◆ **EXERCISE**
Please find every line in the entries below that contains the string "title", and copy it.

Collection entries:
• • • • • • •
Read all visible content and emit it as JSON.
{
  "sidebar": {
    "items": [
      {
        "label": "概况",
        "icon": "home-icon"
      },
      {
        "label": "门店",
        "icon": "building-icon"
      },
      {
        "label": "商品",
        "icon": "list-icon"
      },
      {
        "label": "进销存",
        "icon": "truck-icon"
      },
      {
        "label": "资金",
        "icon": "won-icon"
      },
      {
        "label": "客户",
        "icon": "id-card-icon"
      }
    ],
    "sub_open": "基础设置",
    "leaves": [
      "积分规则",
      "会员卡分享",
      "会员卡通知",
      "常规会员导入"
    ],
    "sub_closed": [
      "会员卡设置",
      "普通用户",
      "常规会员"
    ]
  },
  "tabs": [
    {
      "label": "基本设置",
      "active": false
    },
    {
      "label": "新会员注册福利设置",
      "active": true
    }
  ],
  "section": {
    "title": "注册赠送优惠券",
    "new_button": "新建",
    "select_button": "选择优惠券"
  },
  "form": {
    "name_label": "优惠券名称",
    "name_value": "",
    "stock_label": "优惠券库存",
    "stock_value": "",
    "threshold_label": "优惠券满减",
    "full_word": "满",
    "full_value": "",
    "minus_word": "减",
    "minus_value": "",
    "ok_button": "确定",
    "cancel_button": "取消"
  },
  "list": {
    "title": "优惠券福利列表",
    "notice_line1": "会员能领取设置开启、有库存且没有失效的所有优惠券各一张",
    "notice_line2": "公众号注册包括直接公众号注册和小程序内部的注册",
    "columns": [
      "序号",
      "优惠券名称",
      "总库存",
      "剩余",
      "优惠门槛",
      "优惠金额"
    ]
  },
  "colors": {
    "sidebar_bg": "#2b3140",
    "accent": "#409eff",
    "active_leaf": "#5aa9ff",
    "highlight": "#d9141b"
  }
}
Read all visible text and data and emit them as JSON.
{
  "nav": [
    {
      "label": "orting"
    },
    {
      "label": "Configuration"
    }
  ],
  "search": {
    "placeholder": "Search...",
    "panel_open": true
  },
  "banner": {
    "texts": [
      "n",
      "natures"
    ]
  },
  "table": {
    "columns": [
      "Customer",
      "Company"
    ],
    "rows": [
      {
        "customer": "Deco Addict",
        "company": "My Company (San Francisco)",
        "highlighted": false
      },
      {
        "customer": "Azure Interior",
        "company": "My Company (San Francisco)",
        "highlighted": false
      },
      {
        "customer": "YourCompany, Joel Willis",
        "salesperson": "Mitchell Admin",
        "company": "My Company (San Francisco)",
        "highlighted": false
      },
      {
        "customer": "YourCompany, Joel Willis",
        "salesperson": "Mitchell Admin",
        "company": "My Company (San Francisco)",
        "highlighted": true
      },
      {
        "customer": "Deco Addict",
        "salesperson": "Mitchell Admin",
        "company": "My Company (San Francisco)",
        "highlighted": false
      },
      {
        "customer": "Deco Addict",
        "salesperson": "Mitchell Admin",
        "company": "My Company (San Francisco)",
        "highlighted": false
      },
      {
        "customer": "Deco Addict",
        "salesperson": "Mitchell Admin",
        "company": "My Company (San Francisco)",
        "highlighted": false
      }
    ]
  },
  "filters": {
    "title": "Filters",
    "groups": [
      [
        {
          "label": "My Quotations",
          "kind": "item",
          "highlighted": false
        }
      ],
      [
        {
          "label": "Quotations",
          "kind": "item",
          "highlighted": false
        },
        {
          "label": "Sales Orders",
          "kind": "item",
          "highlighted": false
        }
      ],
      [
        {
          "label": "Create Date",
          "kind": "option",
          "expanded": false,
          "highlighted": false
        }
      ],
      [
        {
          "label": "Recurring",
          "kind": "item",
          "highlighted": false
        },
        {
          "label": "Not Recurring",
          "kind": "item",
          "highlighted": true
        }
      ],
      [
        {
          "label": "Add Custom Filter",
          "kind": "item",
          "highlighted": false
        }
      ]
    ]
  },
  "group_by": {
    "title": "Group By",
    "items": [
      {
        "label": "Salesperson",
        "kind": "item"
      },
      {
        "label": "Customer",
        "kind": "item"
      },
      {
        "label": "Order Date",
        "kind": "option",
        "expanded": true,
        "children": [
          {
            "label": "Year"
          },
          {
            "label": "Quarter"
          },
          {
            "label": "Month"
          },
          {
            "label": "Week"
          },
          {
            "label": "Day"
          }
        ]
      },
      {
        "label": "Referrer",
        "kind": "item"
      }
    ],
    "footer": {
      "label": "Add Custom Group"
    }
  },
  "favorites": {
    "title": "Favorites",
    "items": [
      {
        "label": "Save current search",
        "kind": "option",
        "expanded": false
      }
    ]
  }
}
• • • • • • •
◆ **ANSWER TO THE PROBLEM**
    "title": "注册赠送优惠券",
    "title": "优惠券福利列表",
    "title": "Filters",
    "title": "Group By",
    "title": "Favorites",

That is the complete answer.